It’s getting warmer out and pools are starting to feel irresistible. However, with more time being spent at pools, pool-related injuries and deaths are also on the rise. CDC data reflects that over 3500 drowning-related deaths occur every year, and 1 in 5 of those deaths are of children under the age of 14. As a parent and/or a pool owner it is important to understand how to keep your pool and children safe this summer.
Understanding Florida Premises Liability Law
Under Florida law, pool owners owe a reasonable duty of care to individuals on their property. The degree of care owed varies based on the relationship between the pool owner and the injured party. For instance, someone who trespasses on a privately owned pool will not always be owed the same level of care as an invited guest. There are three classifications for individuals who are injured on your property under Florida law.
- For privately owned pools, invitees are essentially invited guests. For public pools and businesses, invitees are customers of the business or individuals there to use the pool. The main distinguishing characteristic of invitees is that their presence is beneficial to the pool owner as well. The level of care owed depends in part on whether the pool is privately or publicly owned. For instance, public pools may have an expectation of supervision by a trained lifeguard, whereas private pools likely don’t. In general, pool owners owe the highest duty of care to invitees. They must warn invitees of known dangers, such as slippery or uneven ground around the pool and possible hazards. Pool owners must also repair and maintain the pool in order to avoid injuries to invitees.
- Licensees, like invitees, are invited onto the property by the pool owner, but unlike invitees, their presence on the property does not benefit the property owner. People invited to a party are licensees because they are there for their own benefit, whereas someone who goes into a store to buy something would be an invitee, because they are benefiting the property owner. The duty of care owed to licensees is lower, but the property owner must still warn them of any non-obvious risks.
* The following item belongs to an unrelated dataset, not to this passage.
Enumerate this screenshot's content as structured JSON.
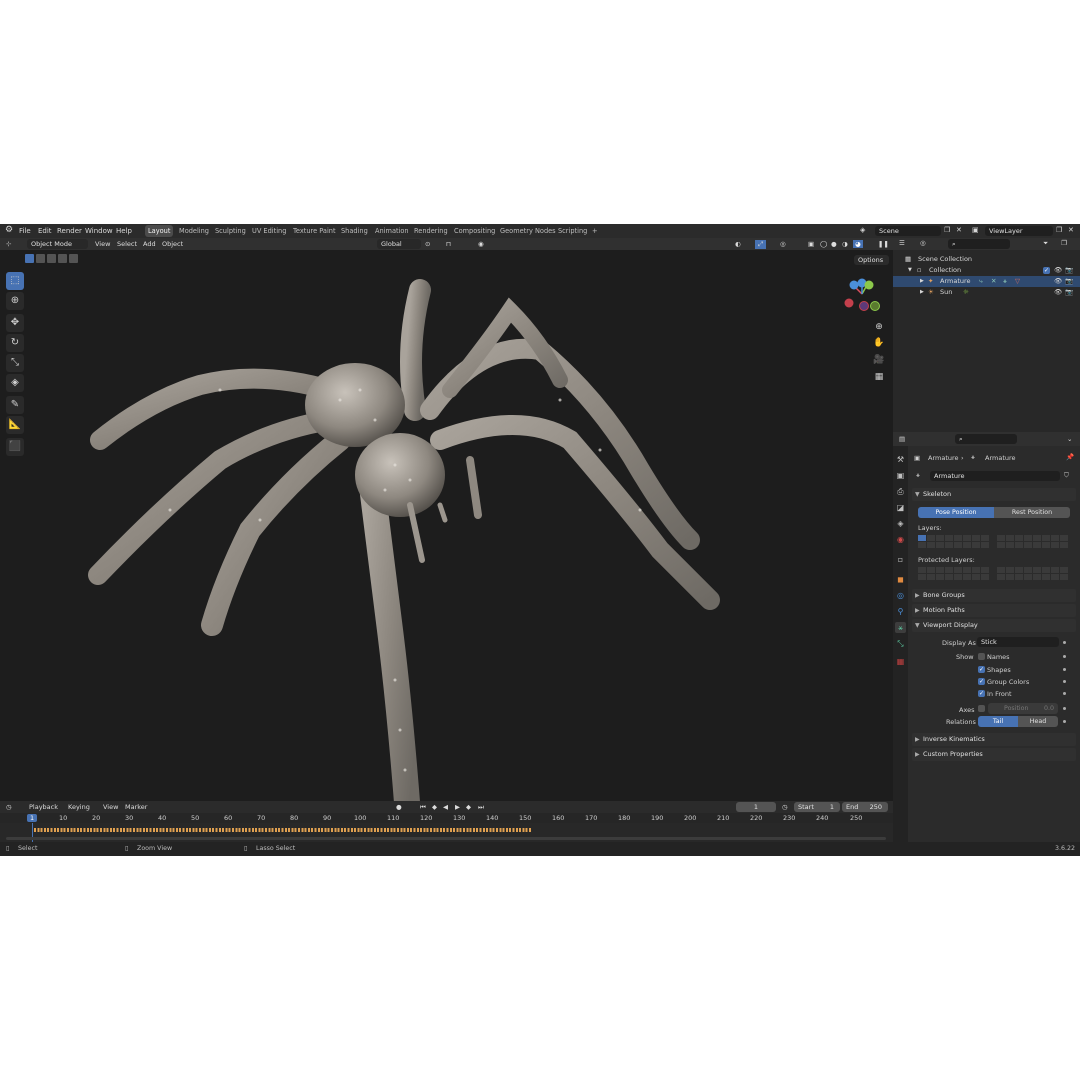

- In general, property owners do not owe a duty of care to trespassers. However, they may be found liable for injuries that a trespasser suffered due to non-obvious hazards and not as a result of their own negligence. However, children are an exception to this rule due to the doctrine of attractive nuisance. Because pools are considered irresistible to children, Florida property owners are held liable for maintaining them and must take extra precautions to ensure that children will be safe and unable to gain access to the pool, including all-around fencing, a child-locked gate, and alarms around pool entrances.
Talk to a Florida Personal Injury Attorney
If you or your child have suffered an injury at a pool, the experienced Delray Beach personal injury attorneys at Lyons & Snyder are prepared to zealously advocate on your behalf and help you get the compensation that you are entitled to. Call Lyons & Snyder today to schedule your free consultation.